22 October 2012

The Waiting

He sat in the shade of a tree and waited. The road up to this point curved imperceptibly through the vast swath of memories, experiences, gains and losses, hugging tightly along mountain vistas and in the deep darkness of humid valleys. He decided to stay put until he found the answer, some solution to the problem of suffering, of dissatisfaction. The sun faded beneath the horizon and he meditated.

I was teaching Buddhism the other day and as I tried to explain the concept of dukkha, I found myself sliding down a slope of analogy. A few days before I had driven home from visiting an old friend and found myself in a kind of sadness at leaving his company. Similar feelings abound in almost any departure of mine from anyone I hold dear. I told the students that had Buddha been in the car, he might have reminded me of the impermanence of all things, including the good and life-giving things. I had to catch myself and pull back.

Gautama is, of course, not the only one to come to such conclusions. I can think of Stobaeus and Heraclitus in their own places coming to similar insights; I can think of Boethius being thwacked by Lady Philosophy to similar ends. The reason we encounter unhappiness isn't because some temporal good or relationship has been taken away, but because we ascribe to that temporality some definite, lasting meaning for which it is not equipped.

The tragedy of my history of friendships runs thus: I either fling myself into them with such reckless abandon that they are destroyed or I keep myself at such a distance as to be basically unaffected. Rarely do they take any form, via media. 

I am, of course, getting too old for this. I am too old for this.

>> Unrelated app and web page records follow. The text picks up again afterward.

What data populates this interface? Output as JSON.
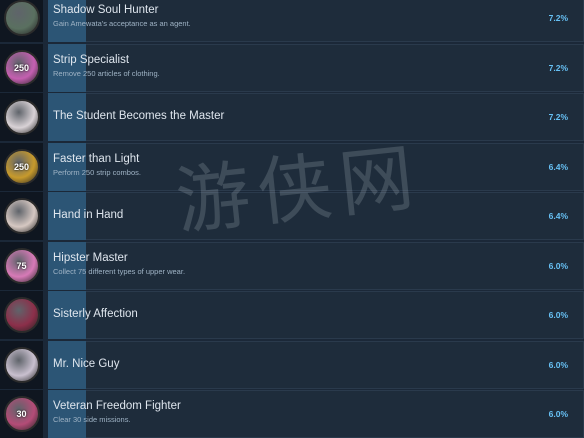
{
  "achievements": [
    {
      "title": "Shadow Soul Hunter",
      "desc": "Gain Amewata's acceptance as an agent.",
      "pct": "7.2%",
      "icon": "helmet-badge-icon",
      "icon_label": "",
      "icon_color": "#5a7060"
    },
    {
      "title": "Strip Specialist",
      "desc": "Remove 250 articles of clothing.",
      "pct": "7.2%",
      "icon": "pink-250-badge-icon",
      "icon_label": "250",
      "icon_color": "#c45fb0"
    },
    {
      "title": "The Student Becomes the Master",
      "desc": "",
      "pct": "7.2%",
      "icon": "dark-hair-girl-icon",
      "icon_label": "",
      "icon_color": "#d9d2d6"
    },
    {
      "title": "Faster than Light",
      "desc": "Perform 250 strip combos.",
      "pct": "6.4%",
      "icon": "gold-250-badge-icon",
      "icon_label": "250",
      "icon_color": "#c79a2c"
    },
    {
      "title": "Hand in Hand",
      "desc": "",
      "pct": "6.4%",
      "icon": "two-girls-icon",
      "icon_label": "",
      "icon_color": "#d6c8c2"
    },
    {
      "title": "Hipster Master",
      "desc": "Collect 75 different types of upper wear.",
      "pct": "6.0%",
      "icon": "shirt-75-badge-icon",
      "icon_label": "75",
      "icon_color": "#d77ab7"
    },
    {
      "title": "Sisterly Affection",
      "desc": "",
      "pct": "6.0%",
      "icon": "red-eyed-girl-icon",
      "icon_label": "",
      "icon_color": "#8c2f4a"
    },
    {
      "title": "Mr. Nice Guy",
      "desc": "",
      "pct": "6.0%",
      "icon": "pale-girl-icon",
      "icon_label": "",
      "icon_color": "#c9c0cf"
    },
    {
      "title": "Veteran Freedom Fighter",
      "desc": "Clear 30 side missions.",
      "pct": "6.0%",
      "icon": "sidemissions-30-badge-icon",
      "icon_label": "30",
      "icon_color": "#b44c77"
    }
  ],
  "watermark": "游侠网"
}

Perhaps the sailor's most dreaded state is not the maelstrom but the doldrums, those impassible lengths of complete and suffocating stillness. No amount of frenzy on deck will stir the slagging sails; one must, in such instances, conserve energy at all costs. Resources wear thin, as do nerves and wherewithal. It is hard to hold to hope in such moments.

The instinct is to sit at the base of a tree and wait. It is to walk away from those encounters that are as vaulting as they are devastating, to find some middle way spoken of by the ancient ones. Perhaps. But one thing seems certain: I cannot go on living in the frame of being as a hapless twenty-something. I sit, then, at the base of a tree and wait. Bring on insight, old age, whatever. Mine, o thou lord of life, send my roots rain.

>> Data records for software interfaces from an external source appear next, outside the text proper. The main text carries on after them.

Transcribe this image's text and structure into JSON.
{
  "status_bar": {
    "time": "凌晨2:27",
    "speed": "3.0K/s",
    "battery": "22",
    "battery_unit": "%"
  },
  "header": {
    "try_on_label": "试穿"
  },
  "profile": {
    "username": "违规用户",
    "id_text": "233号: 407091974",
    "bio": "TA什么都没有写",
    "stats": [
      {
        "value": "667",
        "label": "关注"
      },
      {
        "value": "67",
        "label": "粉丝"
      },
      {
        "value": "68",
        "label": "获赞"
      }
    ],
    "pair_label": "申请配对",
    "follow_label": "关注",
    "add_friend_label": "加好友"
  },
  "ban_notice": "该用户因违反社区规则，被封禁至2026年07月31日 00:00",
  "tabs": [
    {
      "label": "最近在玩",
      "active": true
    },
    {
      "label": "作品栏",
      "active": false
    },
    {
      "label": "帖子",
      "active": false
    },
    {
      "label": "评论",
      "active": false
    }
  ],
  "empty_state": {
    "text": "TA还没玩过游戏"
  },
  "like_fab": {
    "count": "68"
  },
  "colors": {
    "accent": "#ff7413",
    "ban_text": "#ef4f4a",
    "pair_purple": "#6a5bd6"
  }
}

1 comment:

Lisa B. Suntrup said...

"Down dropped the breeze, the sails dropped down,
'Twas sad as sad could be;
And we did speak only to break
The silence of the sea!

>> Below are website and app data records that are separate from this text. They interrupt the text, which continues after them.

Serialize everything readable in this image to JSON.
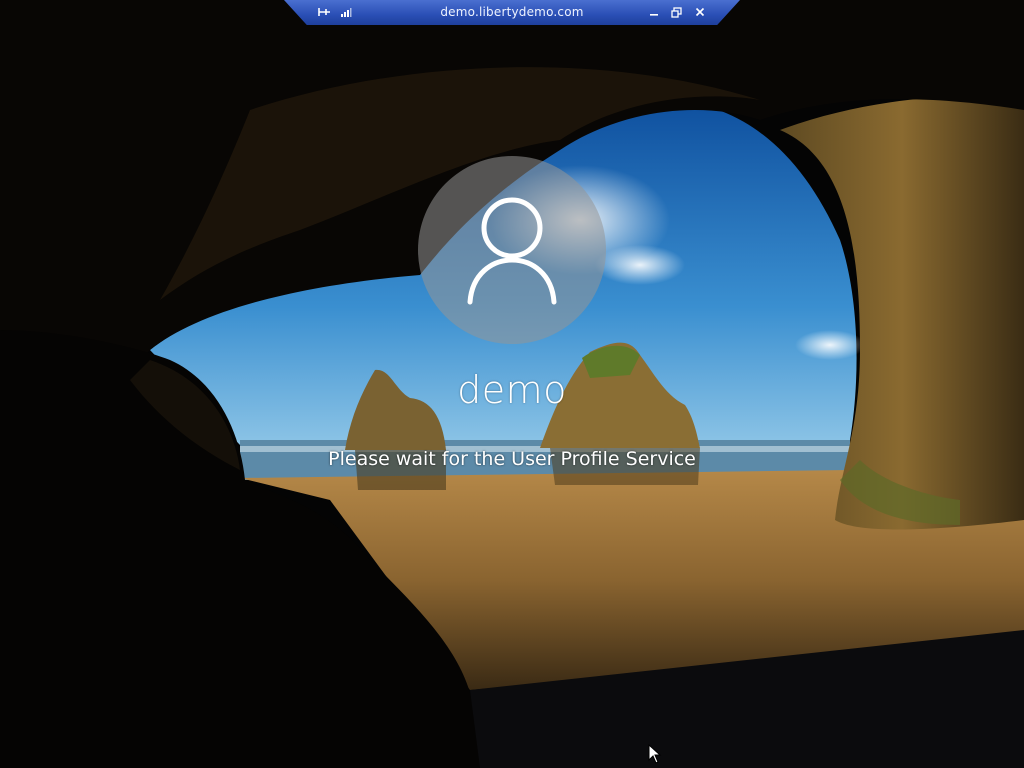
{
  "rdp_bar": {
    "host": "demo.libertydemo.com",
    "icons": [
      "pin-icon",
      "signal-bars-icon",
      "minimize-icon",
      "restore-icon",
      "close-icon"
    ]
  },
  "lock_screen": {
    "user_name": "demo",
    "status_message": "Please wait for the User Profile Service",
    "avatar_icon": "user-silhouette-icon"
  },
  "colors": {
    "rdp_bar": "#2a4fb5",
    "text": "#ffffff"
  }
}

All in a hot and copper sky,
The bloody sun, at noon,
Right up above the mast did stand,
No bigger than the moon.

Day after day, day after day,
We stuck, nor breath nor motion;
As idle as a painted ship
Upon a painted ocean.

Water, water, every where,
And all the boards did shrink;
Water, water, every where,
Nor any drop to drink."

~Rime of the Ancient Mariner